*** MATERIAL TO PROCESS
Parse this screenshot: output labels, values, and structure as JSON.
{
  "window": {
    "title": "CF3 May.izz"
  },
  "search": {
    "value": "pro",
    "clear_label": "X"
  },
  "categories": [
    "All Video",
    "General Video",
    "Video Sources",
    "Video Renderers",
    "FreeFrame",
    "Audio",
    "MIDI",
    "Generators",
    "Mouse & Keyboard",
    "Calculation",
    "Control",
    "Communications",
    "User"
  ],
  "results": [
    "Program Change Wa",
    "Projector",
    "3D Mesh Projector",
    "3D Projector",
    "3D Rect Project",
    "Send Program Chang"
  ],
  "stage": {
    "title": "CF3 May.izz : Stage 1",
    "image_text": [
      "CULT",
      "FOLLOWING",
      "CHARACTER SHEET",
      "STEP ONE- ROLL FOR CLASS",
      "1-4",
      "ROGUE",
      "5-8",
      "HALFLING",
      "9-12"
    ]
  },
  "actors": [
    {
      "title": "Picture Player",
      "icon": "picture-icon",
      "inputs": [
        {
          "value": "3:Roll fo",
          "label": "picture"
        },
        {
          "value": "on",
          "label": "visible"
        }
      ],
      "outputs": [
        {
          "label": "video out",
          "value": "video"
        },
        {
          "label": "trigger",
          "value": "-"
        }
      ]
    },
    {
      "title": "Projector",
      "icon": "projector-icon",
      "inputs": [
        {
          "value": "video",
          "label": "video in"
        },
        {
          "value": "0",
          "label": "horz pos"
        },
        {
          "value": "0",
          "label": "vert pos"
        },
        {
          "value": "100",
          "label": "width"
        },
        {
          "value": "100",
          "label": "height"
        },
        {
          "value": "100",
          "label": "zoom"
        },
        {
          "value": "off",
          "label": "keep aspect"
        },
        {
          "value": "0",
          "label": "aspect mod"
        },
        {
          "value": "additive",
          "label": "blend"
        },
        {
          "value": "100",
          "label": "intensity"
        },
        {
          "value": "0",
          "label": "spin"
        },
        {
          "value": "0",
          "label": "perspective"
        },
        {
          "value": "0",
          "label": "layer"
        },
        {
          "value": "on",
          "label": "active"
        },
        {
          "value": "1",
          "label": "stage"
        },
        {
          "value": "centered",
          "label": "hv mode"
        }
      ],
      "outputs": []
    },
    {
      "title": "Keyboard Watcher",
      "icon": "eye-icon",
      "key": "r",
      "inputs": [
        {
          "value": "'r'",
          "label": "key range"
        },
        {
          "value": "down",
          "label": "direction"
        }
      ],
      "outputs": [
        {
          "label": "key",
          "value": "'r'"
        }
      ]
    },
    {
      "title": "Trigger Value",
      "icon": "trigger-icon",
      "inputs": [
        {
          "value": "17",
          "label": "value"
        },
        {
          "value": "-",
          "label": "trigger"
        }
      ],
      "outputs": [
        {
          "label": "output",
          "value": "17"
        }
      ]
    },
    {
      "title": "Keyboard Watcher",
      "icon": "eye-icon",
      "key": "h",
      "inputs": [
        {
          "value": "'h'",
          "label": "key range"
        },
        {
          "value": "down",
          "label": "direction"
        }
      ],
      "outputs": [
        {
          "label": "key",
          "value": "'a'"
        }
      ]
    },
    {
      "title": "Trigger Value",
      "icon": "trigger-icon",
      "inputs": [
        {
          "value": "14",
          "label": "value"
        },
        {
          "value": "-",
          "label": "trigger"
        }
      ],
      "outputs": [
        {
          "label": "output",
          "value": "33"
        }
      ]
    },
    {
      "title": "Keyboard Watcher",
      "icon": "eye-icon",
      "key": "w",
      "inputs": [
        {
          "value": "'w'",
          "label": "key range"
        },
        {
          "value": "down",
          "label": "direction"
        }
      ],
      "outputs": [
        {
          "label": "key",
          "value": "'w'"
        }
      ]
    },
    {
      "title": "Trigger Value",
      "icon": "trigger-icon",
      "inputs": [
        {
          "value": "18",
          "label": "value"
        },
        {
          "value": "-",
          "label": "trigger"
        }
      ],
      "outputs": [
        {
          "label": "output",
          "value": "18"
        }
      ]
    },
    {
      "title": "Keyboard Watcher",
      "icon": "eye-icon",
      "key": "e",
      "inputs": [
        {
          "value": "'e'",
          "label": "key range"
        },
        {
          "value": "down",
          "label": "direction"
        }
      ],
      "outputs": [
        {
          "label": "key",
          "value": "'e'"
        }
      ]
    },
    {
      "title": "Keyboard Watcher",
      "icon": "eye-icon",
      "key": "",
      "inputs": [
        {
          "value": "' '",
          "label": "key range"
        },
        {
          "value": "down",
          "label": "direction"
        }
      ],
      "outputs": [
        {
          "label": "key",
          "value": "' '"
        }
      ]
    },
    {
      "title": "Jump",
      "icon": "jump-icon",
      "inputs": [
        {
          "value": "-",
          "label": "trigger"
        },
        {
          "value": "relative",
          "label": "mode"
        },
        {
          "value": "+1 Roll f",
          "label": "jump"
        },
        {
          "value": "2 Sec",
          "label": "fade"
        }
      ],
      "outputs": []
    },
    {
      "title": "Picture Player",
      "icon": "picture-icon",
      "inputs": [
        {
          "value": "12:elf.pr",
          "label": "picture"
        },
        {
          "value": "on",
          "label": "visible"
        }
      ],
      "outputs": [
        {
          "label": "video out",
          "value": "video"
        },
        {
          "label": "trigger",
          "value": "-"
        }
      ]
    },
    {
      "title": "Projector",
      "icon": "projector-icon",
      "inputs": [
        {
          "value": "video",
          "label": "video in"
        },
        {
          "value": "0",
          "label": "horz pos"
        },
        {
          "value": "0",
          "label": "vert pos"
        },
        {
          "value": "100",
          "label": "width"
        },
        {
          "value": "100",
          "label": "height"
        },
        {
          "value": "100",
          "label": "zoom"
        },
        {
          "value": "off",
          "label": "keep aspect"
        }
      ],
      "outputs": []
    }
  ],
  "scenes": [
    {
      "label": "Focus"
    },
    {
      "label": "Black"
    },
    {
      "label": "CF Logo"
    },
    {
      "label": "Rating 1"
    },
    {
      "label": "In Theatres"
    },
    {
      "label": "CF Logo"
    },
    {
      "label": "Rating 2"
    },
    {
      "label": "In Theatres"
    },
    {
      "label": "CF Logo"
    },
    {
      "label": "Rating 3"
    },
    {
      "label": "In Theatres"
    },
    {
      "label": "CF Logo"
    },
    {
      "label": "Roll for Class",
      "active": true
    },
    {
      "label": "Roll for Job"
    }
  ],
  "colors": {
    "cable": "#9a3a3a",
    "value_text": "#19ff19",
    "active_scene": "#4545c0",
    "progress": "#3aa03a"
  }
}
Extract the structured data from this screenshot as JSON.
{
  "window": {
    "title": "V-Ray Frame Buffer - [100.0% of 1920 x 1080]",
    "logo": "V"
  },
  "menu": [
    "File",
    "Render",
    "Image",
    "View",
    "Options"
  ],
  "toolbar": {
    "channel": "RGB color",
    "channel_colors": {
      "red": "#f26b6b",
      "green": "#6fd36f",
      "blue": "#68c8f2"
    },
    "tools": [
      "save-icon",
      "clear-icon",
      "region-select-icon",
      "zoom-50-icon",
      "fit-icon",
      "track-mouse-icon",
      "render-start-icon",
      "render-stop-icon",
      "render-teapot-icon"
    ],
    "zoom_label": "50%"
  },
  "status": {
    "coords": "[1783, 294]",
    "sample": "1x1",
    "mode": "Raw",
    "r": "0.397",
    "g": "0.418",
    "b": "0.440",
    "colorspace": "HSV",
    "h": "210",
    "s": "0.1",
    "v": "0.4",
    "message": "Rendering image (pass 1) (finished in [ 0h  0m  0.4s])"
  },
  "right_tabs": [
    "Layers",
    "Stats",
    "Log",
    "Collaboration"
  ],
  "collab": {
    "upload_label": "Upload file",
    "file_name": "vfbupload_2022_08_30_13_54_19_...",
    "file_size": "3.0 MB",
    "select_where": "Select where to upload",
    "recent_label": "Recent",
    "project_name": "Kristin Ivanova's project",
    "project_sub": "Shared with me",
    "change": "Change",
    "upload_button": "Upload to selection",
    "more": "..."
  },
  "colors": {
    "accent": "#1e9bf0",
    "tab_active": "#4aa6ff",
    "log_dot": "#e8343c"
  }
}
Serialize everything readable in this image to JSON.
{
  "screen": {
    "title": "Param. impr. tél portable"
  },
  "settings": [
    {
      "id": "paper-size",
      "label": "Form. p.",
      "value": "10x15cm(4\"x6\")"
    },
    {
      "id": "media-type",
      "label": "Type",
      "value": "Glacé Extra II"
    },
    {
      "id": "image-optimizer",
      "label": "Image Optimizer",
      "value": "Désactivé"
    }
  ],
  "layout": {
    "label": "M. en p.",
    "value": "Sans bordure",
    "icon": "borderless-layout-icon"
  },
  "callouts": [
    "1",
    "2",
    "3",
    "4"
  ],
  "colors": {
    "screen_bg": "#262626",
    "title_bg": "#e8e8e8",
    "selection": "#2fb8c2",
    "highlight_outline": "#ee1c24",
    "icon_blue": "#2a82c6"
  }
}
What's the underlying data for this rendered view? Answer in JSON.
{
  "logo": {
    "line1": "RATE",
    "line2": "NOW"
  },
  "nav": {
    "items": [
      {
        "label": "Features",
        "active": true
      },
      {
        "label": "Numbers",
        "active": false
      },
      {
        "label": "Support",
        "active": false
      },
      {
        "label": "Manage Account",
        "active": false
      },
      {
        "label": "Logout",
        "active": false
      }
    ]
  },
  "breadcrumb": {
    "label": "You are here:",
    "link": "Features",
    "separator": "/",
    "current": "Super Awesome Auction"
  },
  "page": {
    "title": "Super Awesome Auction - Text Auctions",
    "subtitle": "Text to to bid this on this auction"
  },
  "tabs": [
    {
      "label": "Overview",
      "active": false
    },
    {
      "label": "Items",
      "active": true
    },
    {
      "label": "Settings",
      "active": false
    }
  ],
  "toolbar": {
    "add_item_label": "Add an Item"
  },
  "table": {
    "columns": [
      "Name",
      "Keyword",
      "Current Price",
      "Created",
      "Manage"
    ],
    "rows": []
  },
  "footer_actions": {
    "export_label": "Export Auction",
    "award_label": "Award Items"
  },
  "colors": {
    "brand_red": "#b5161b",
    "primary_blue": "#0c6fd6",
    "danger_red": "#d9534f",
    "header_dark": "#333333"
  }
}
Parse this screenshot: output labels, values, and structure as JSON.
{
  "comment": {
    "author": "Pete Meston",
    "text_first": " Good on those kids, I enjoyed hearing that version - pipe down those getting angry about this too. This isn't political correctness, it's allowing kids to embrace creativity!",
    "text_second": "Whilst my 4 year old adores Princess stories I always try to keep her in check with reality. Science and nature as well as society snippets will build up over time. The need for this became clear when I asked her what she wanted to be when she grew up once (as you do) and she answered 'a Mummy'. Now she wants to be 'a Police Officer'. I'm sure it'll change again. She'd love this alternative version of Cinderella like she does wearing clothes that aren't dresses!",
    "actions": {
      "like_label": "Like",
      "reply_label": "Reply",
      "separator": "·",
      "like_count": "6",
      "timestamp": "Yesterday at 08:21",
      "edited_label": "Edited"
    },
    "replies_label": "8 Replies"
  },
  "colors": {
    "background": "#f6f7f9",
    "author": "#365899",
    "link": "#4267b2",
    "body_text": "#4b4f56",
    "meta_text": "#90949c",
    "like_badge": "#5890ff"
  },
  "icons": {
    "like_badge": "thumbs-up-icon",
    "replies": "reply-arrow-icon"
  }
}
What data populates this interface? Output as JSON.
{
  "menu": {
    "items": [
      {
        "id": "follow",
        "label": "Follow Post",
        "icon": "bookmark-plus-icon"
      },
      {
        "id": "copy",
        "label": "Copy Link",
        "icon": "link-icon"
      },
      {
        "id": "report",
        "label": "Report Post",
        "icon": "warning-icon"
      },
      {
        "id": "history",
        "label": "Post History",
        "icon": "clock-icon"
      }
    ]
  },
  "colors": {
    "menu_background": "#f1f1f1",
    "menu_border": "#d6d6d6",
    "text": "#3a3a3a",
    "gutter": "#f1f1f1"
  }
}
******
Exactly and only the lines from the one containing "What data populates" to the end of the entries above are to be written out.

What data populates this interface? Output as JSON.
{
  "menu": {
    "items": [
      {
        "id": "follow",
        "label": "Follow Post",
        "icon": "bookmark-plus-icon"
      },
      {
        "id": "copy",
        "label": "Copy Link",
        "icon": "link-icon"
      },
      {
        "id": "report",
        "label": "Report Post",
        "icon": "warning-icon"
      },
      {
        "id": "history",
        "label": "Post History",
        "icon": "clock-icon"
      }
    ]
  },
  "colors": {
    "menu_background": "#f1f1f1",
    "menu_border": "#d6d6d6",
    "text": "#3a3a3a",
    "gutter": "#f1f1f1"
  }
}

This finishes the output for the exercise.